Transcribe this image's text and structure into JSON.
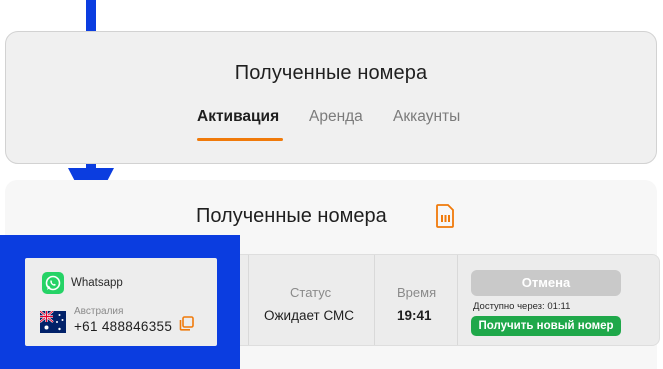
{
  "top_panel": {
    "title": "Полученные номера",
    "tabs": [
      {
        "label": "Активация",
        "active": true
      },
      {
        "label": "Аренда",
        "active": false
      },
      {
        "label": "Аккаунты",
        "active": false
      }
    ]
  },
  "card": {
    "title": "Полученные номера",
    "service": {
      "name": "Whatsapp",
      "icon": "whatsapp-icon"
    },
    "country": "Австралия",
    "phone": "+61 488846355",
    "status_header": "Статус",
    "status_value": "Ожидает СМС",
    "time_header": "Время",
    "time_value": "19:41",
    "cancel_label": "Отмена",
    "available_text": "Доступно через:  01:11",
    "new_number_label": "Получить новый номер"
  },
  "colors": {
    "accent": "#f07a0a",
    "highlight": "#0b3de0",
    "success": "#1fa84a",
    "disabled": "#c9c9c9"
  }
}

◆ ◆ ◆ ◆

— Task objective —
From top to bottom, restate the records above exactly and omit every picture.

— Answer to this problem —
Transcribe this image's text and structure into JSON.
{
  "top_panel": {
    "title": "Полученные номера",
    "tabs": [
      {
        "label": "Активация",
        "active": true
      },
      {
        "label": "Аренда",
        "active": false
      },
      {
        "label": "Аккаунты",
        "active": false
      }
    ]
  },
  "card": {
    "title": "Полученные номера",
    "service": {
      "name": "Whatsapp",
      "icon": "whatsapp-icon"
    },
    "country": "Австралия",
    "phone": "+61 488846355",
    "status_header": "Статус",
    "status_value": "Ожидает СМС",
    "time_header": "Время",
    "time_value": "19:41",
    "cancel_label": "Отмена",
    "available_text": "Доступно через:  01:11",
    "new_number_label": "Получить новый номер"
  },
  "colors": {
    "accent": "#f07a0a",
    "highlight": "#0b3de0",
    "success": "#1fa84a",
    "disabled": "#c9c9c9"
  }
}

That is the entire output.